By default, there’s no physics engine/library in Flash 11. Hopefully we have some alternatives for both 2D and 3D. For 2D specifically we got Box2D which is pretty well known by most developers out there.
Action Script core libraries are ready to deal with online communication issues such as sending data to a server script, downloading data from a server, working with binary or XML socket connections, TCP/UDP packets, etc. But this isn’t really important for us, since we all know that the most difficult part in any online/multiplayer game is the server side. Using FMS (Flash Media Server) is always a possibility, but it looks like there’s other and better options as for example SmartFoxServer. These kind of services abstract you from the server side and provide high performance plus scalable architecture that you don’t need to worry about.

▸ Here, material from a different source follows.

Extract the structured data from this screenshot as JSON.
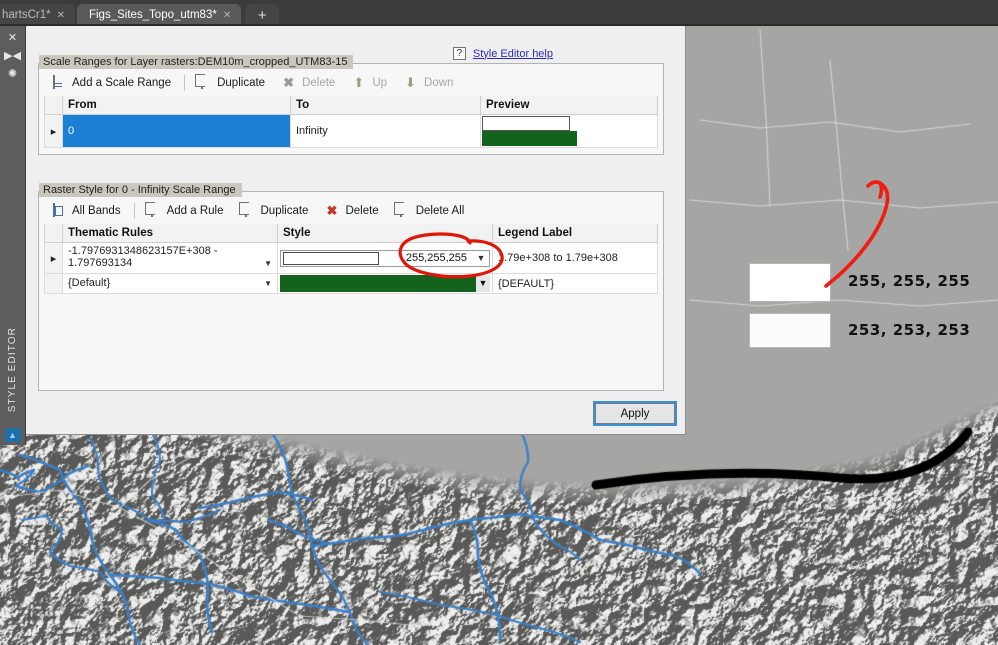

In general, the context is pretty good although we cannot ignore the lack of a decent/already-built graphics engine. Luckily though, there are several options we can consider. In our humbled opinion, the following couple of options are the only ones to consider at the moment (2D specific):
Starling: It is a pretty solid company-driven open-source engine. The API is very well structured and easy to understand, plus the documentation actually rocks. It is updated frequently and enjoys from a lot of community supporting it on a daily basis (dedicated forums, books, video tutorials, etc). As a proof of reliability, Rovio Entertainment just built one of its last projects with this engine. Actually, this is the reason why the game will not see the light in Windows Phone 😛 (not yet supported by Flash 11 & AIR 3).
ND2D: Cutting-edge 2D graphics engine driven by a single person (Lars Gerckens), featuring physics integration through Box2D and Napoleon, awesome particle systems, fullscreen fragment shaders, etc. Both official documentation and community support can hardly compete with Starling. Moreover, it’s not “frequently” updated.
Our tests with Starling went really smooth, so we have decided it will be our first candidate. Not that it is much better than ND2D, but overall we liked it more. Maybe ND2D is a bit more optimized but in the end the official support and the more active community weights much more than anything else.
I hope this helps everyone to consider Flash technology when developing their next cross-platform games, now also on mobiles phones and tablets and coming soon everywhere!
Ready to give it a try?